Definitely. "Older babies and toddlers often get jealous when their mom holds another baby," says a pediatrician. "It usually happens between 9 and 15 months." "Your baby is used to having all the attention. If there's suddenly someone else to share it with, he/she is going to say, 'Hey! That's my mom!'"
In fact, one study found that babies as young as 6 months express an early form of jealousy. The infants reacted negatively as their mothers "cared for" lifelike dolls instead of them.
The positive side to your baby's jealousy is that it means he or she truly knows who you are and wants your attention. You're bonded. If you haven't seen your baby demonstrate separation anxiety when you leave the room or the house, or stranger anxiety when a new person walks into the room, you probably will soon.
If you and your baby are visiting a friend and you pick up a cuddly newborn and begin cooing at her, it's normal for your baby to possessively demand your attention.
At this age, your baby is too young to understand the concept of sharing Mom. Pass the friend's baby back, pick up your child, and look at the baby together. When your child is distracted by some toys across the room, you can try holding your friend's baby again.
When your child is older, it's important to teach him or her to accept your giving attention to other children.

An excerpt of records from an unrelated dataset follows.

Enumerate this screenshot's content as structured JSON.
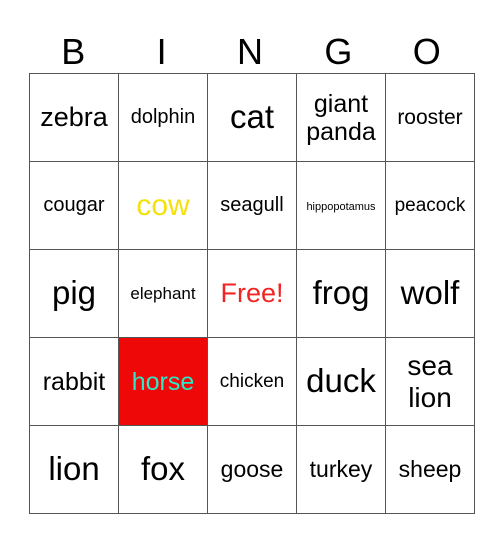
{
  "header": {
    "letters": [
      "B",
      "I",
      "N",
      "G",
      "O"
    ]
  },
  "card": {
    "rows": [
      [
        {
          "text": "zebra",
          "size": 27,
          "color": "#000000",
          "bg": "#ffffff"
        },
        {
          "text": "dolphin",
          "size": 20,
          "color": "#000000",
          "bg": "#ffffff"
        },
        {
          "text": "cat",
          "size": 33,
          "color": "#000000",
          "bg": "#ffffff"
        },
        {
          "text": "giant panda",
          "size": 25,
          "color": "#000000",
          "bg": "#ffffff"
        },
        {
          "text": "rooster",
          "size": 21,
          "color": "#000000",
          "bg": "#ffffff"
        }
      ],
      [
        {
          "text": "cougar",
          "size": 20,
          "color": "#000000",
          "bg": "#ffffff"
        },
        {
          "text": "cow",
          "size": 30,
          "color": "#f5e10a",
          "bg": "#ffffff"
        },
        {
          "text": "seagull",
          "size": 20,
          "color": "#000000",
          "bg": "#ffffff"
        },
        {
          "text": "hippopotamus",
          "size": 11,
          "color": "#000000",
          "bg": "#ffffff"
        },
        {
          "text": "peacock",
          "size": 19,
          "color": "#000000",
          "bg": "#ffffff"
        }
      ],
      [
        {
          "text": "pig",
          "size": 33,
          "color": "#000000",
          "bg": "#ffffff"
        },
        {
          "text": "elephant",
          "size": 17,
          "color": "#000000",
          "bg": "#ffffff"
        },
        {
          "text": "Free!",
          "size": 27,
          "color": "#f02424",
          "bg": "#ffffff"
        },
        {
          "text": "frog",
          "size": 33,
          "color": "#000000",
          "bg": "#ffffff"
        },
        {
          "text": "wolf",
          "size": 33,
          "color": "#000000",
          "bg": "#ffffff"
        }
      ],
      [
        {
          "text": "rabbit",
          "size": 25,
          "color": "#000000",
          "bg": "#ffffff"
        },
        {
          "text": "horse",
          "size": 25,
          "color": "#2de8c4",
          "bg": "#ee0808"
        },
        {
          "text": "chicken",
          "size": 19,
          "color": "#000000",
          "bg": "#ffffff"
        },
        {
          "text": "duck",
          "size": 33,
          "color": "#000000",
          "bg": "#ffffff"
        },
        {
          "text": "sea lion",
          "size": 28,
          "color": "#000000",
          "bg": "#ffffff"
        }
      ],
      [
        {
          "text": "lion",
          "size": 33,
          "color": "#000000",
          "bg": "#ffffff"
        },
        {
          "text": "fox",
          "size": 33,
          "color": "#000000",
          "bg": "#ffffff"
        },
        {
          "text": "goose",
          "size": 23,
          "color": "#000000",
          "bg": "#ffffff"
        },
        {
          "text": "turkey",
          "size": 23,
          "color": "#000000",
          "bg": "#ffffff"
        },
        {
          "text": "sheep",
          "size": 23,
          "color": "#000000",
          "bg": "#ffffff"
        }
      ]
    ]
  }
}
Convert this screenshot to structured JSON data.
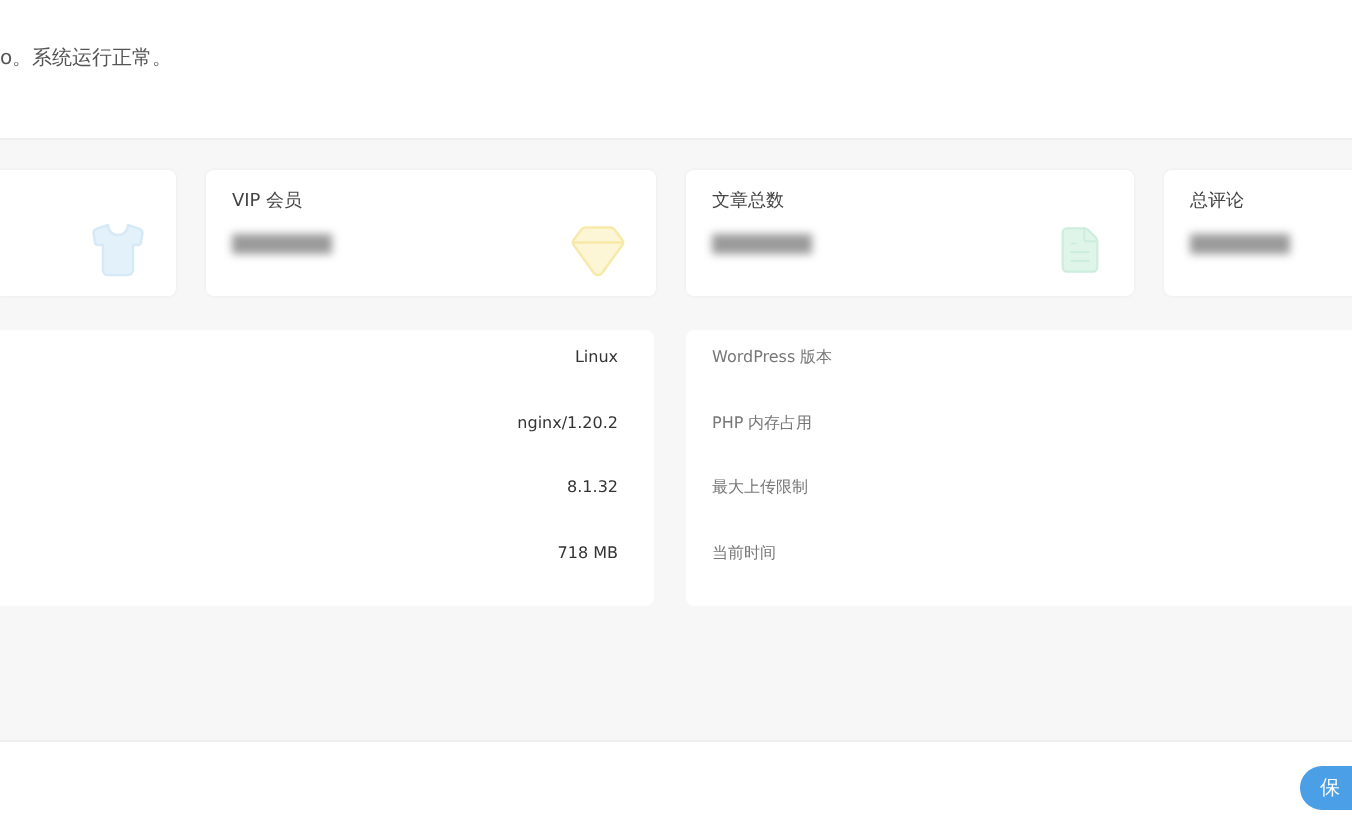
{
  "status_message": "o。系统运行正常。",
  "stat_cards": [
    {
      "kind": "shirt"
    },
    {
      "kind": "gem",
      "label": "VIP 会员"
    },
    {
      "kind": "file",
      "label": "文章总数"
    },
    {
      "kind": "none",
      "label": "总评论"
    }
  ],
  "server_info": {
    "rows": [
      {
        "value": "Linux"
      },
      {
        "value": "nginx/1.20.2"
      },
      {
        "value": "8.1.32"
      },
      {
        "value": "718 MB"
      }
    ]
  },
  "site_info": {
    "rows": [
      {
        "label": "WordPress 版本"
      },
      {
        "label": "PHP 内存占用"
      },
      {
        "label": "最大上传限制"
      },
      {
        "label": "当前时间"
      }
    ]
  },
  "save_button": {
    "label": "保"
  }
}
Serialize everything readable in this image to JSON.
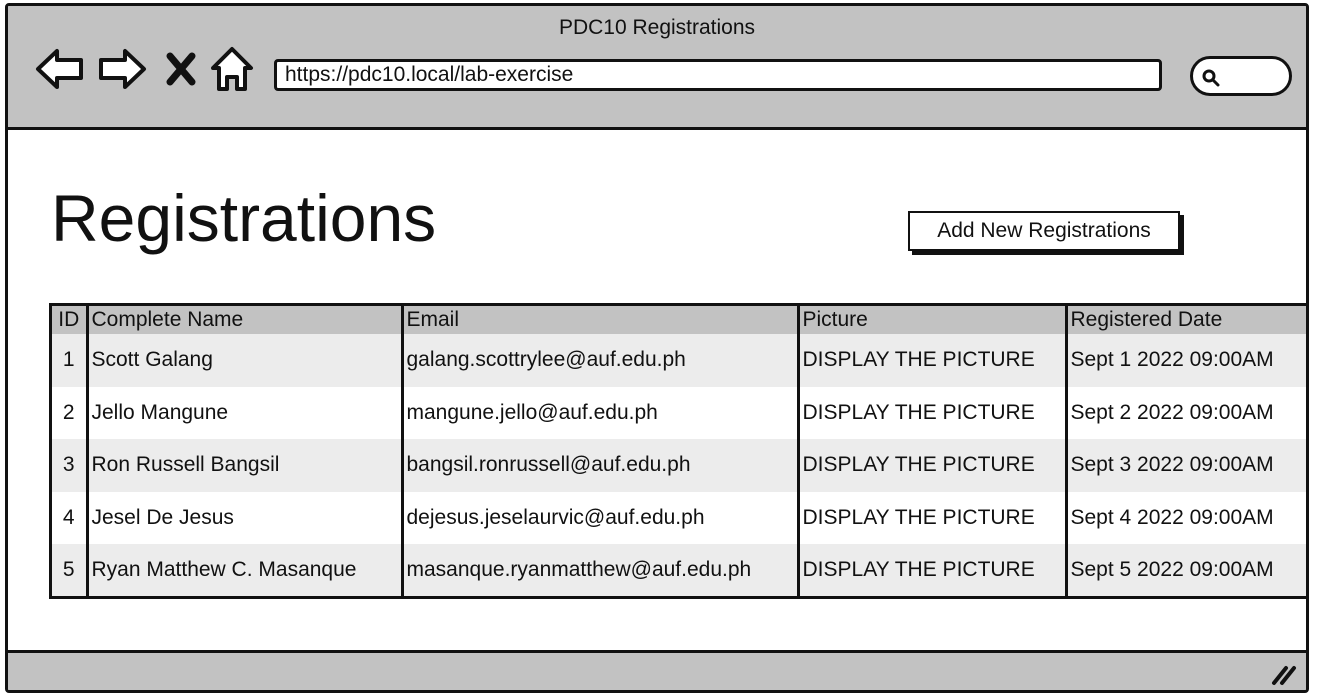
{
  "window": {
    "title": "PDC10 Registrations"
  },
  "toolbar": {
    "url": "https://pdc10.local/lab-exercise",
    "icons": [
      "back-arrow-icon",
      "forward-arrow-icon",
      "close-icon",
      "home-icon",
      "search-icon"
    ]
  },
  "page": {
    "title": "Registrations",
    "add_button_label": "Add New Registrations"
  },
  "table": {
    "columns": [
      "ID",
      "Complete Name",
      "Email",
      "Picture",
      "Registered Date"
    ],
    "rows": [
      {
        "id": "1",
        "name": "Scott Galang",
        "email": "galang.scottrylee@auf.edu.ph",
        "picture": "DISPLAY THE PICTURE",
        "date": "Sept 1 2022 09:00AM"
      },
      {
        "id": "2",
        "name": "Jello Mangune",
        "email": "mangune.jello@auf.edu.ph",
        "picture": "DISPLAY THE PICTURE",
        "date": "Sept 2 2022 09:00AM"
      },
      {
        "id": "3",
        "name": "Ron Russell Bangsil",
        "email": "bangsil.ronrussell@auf.edu.ph",
        "picture": "DISPLAY THE PICTURE",
        "date": "Sept 3 2022 09:00AM"
      },
      {
        "id": "4",
        "name": "Jesel De Jesus",
        "email": "dejesus.jeselaurvic@auf.edu.ph",
        "picture": "DISPLAY THE PICTURE",
        "date": "Sept 4 2022 09:00AM"
      },
      {
        "id": "5",
        "name": "Ryan Matthew C. Masanque",
        "email": "masanque.ryanmatthew@auf.edu.ph",
        "picture": "DISPLAY THE PICTURE",
        "date": "Sept 5 2022 09:00AM"
      }
    ]
  },
  "colors": {
    "chrome": "#c2c2c2",
    "stroke": "#111111",
    "row_alt": "#ececec"
  }
}
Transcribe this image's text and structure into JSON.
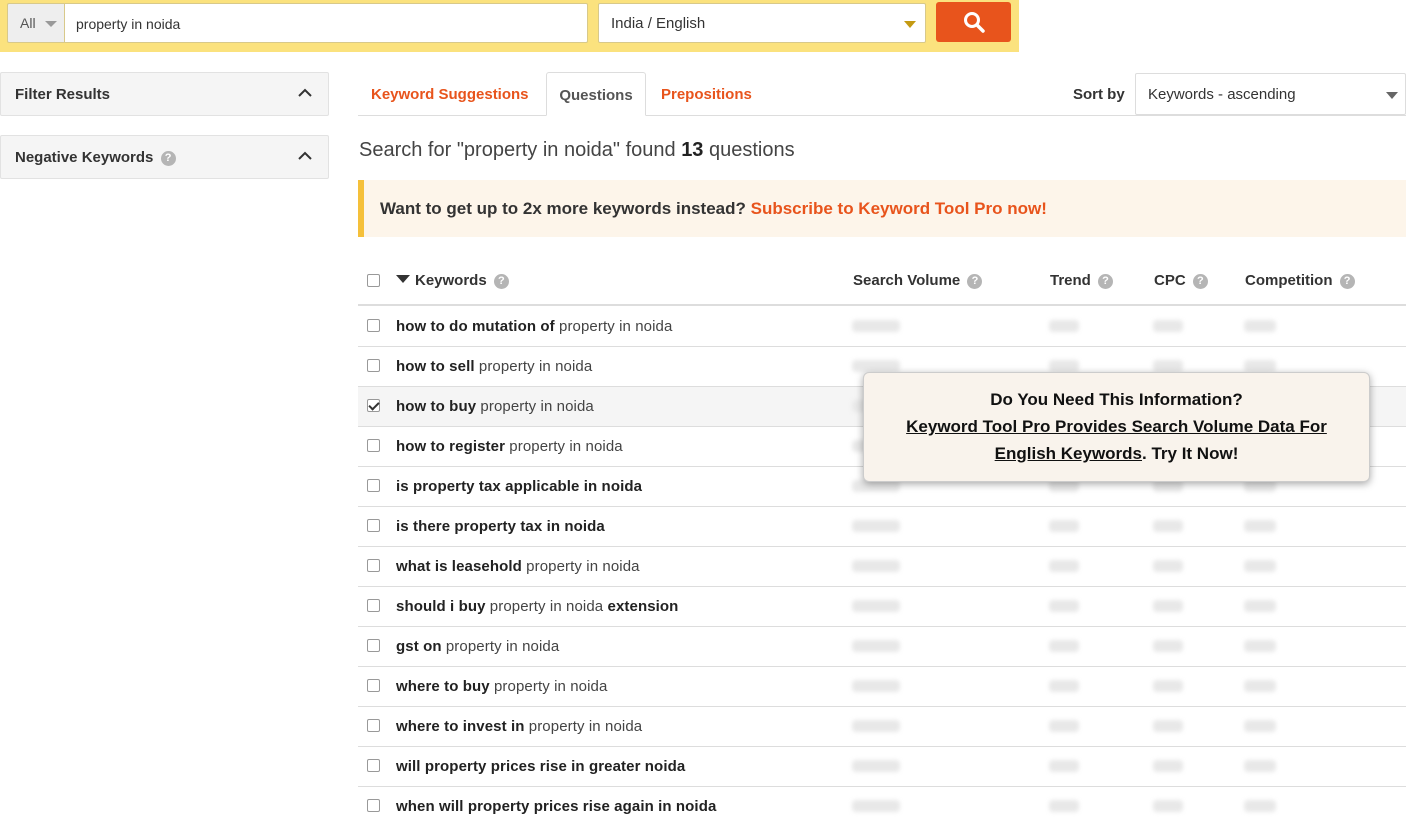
{
  "search": {
    "scope": "All",
    "query": "property in noida",
    "locale": "India / English"
  },
  "sidebar": {
    "filter_results": "Filter Results",
    "negative_keywords": "Negative Keywords"
  },
  "tabs": [
    {
      "label": "Keyword Suggestions",
      "active": false
    },
    {
      "label": "Questions",
      "active": true
    },
    {
      "label": "Prepositions",
      "active": false
    }
  ],
  "sort": {
    "label": "Sort by",
    "value": "Keywords - ascending"
  },
  "result": {
    "prefix": "Search for \"property in noida\" found",
    "count": "13",
    "suffix": "questions"
  },
  "promo": {
    "text": "Want to get up to 2x more keywords instead?",
    "link": "Subscribe to Keyword Tool Pro now!"
  },
  "table": {
    "headers": {
      "keywords": "Keywords",
      "search_volume": "Search Volume",
      "trend": "Trend",
      "cpc": "CPC",
      "competition": "Competition"
    },
    "rows": [
      {
        "bold": "how to do mutation of",
        "rest": " property in noida",
        "bold2": "",
        "checked": false
      },
      {
        "bold": "how to sell",
        "rest": " property in noida",
        "bold2": "",
        "checked": false
      },
      {
        "bold": "how to buy",
        "rest": " property in noida",
        "bold2": "",
        "checked": true
      },
      {
        "bold": "how to register",
        "rest": " property in noida",
        "bold2": "",
        "checked": false
      },
      {
        "bold": "is property tax applicable in noida",
        "rest": "",
        "bold2": "",
        "checked": false
      },
      {
        "bold": "is there property tax in noida",
        "rest": "",
        "bold2": "",
        "checked": false
      },
      {
        "bold": "what is leasehold",
        "rest": " property in noida",
        "bold2": "",
        "checked": false
      },
      {
        "bold": "should i buy",
        "rest": " property in noida ",
        "bold2": "extension",
        "checked": false
      },
      {
        "bold": "gst on",
        "rest": " property in noida",
        "bold2": "",
        "checked": false
      },
      {
        "bold": "where to buy",
        "rest": " property in noida",
        "bold2": "",
        "checked": false
      },
      {
        "bold": "where to invest in",
        "rest": " property in noida",
        "bold2": "",
        "checked": false
      },
      {
        "bold": "will property prices rise in greater noida",
        "rest": "",
        "bold2": "",
        "checked": false
      },
      {
        "bold": "when will property prices rise again in noida",
        "rest": "",
        "bold2": "",
        "checked": false
      }
    ]
  },
  "popup": {
    "line1": "Do You Need This Information?",
    "link": "Keyword Tool Pro Provides Search Volume Data For English Keywords",
    "suffix": ". Try It Now!"
  },
  "colors": {
    "accent": "#e8541c",
    "searchbar": "#fbe27e",
    "promo_border": "#f5c03a"
  }
}
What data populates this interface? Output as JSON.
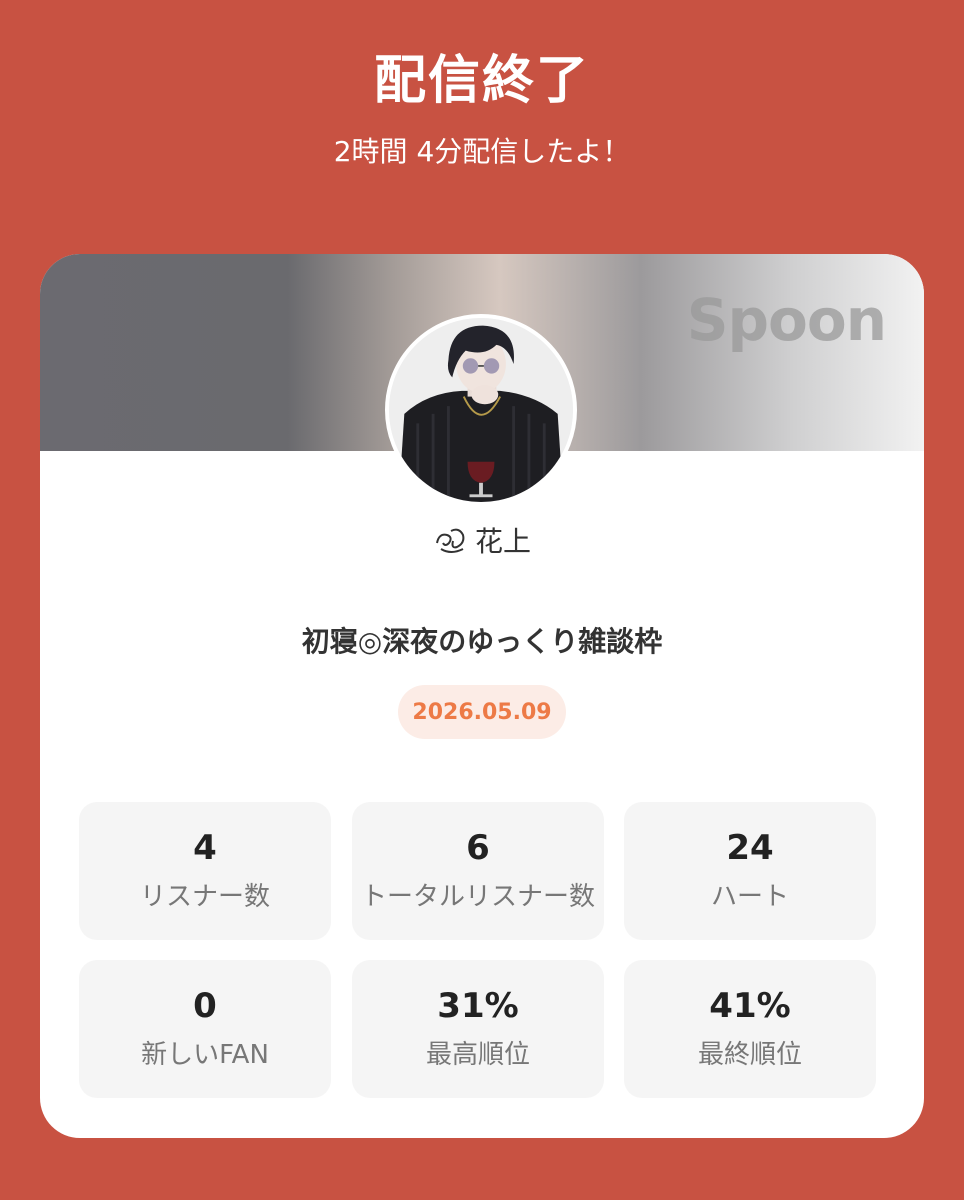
{
  "header": {
    "title": "配信終了",
    "subtitle": "2時間 4分配信したよ！"
  },
  "card": {
    "brand": "Spoon",
    "user_name": "花上",
    "deco_icon": "swirl-decoration-icon",
    "stream_title": "初寝◎深夜のゆっくり雑談枠",
    "date": "2026.05.09",
    "stats": [
      {
        "value": "4",
        "label": "リスナー数"
      },
      {
        "value": "6",
        "label": "トータルリスナー数"
      },
      {
        "value": "24",
        "label": "ハート"
      },
      {
        "value": "0",
        "label": "新しいFAN"
      },
      {
        "value": "31%",
        "label": "最高順位"
      },
      {
        "value": "41%",
        "label": "最終順位"
      }
    ]
  },
  "colors": {
    "background": "#c85242",
    "date_text": "#ed7a46",
    "date_badge_bg": "#fcece6",
    "stat_tile_bg": "#f5f5f5"
  }
}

One way to do this is to involve your child right off the bat. Ask, "Should we hold the baby together?" Or say, "I'm going to hold the baby – why don't you help me?" Ask your child to hold the baby's feet or blanket.
If you get your child to participate, he/she will feel appreciated and involved. And remember to praise him/her for doing a great job helping."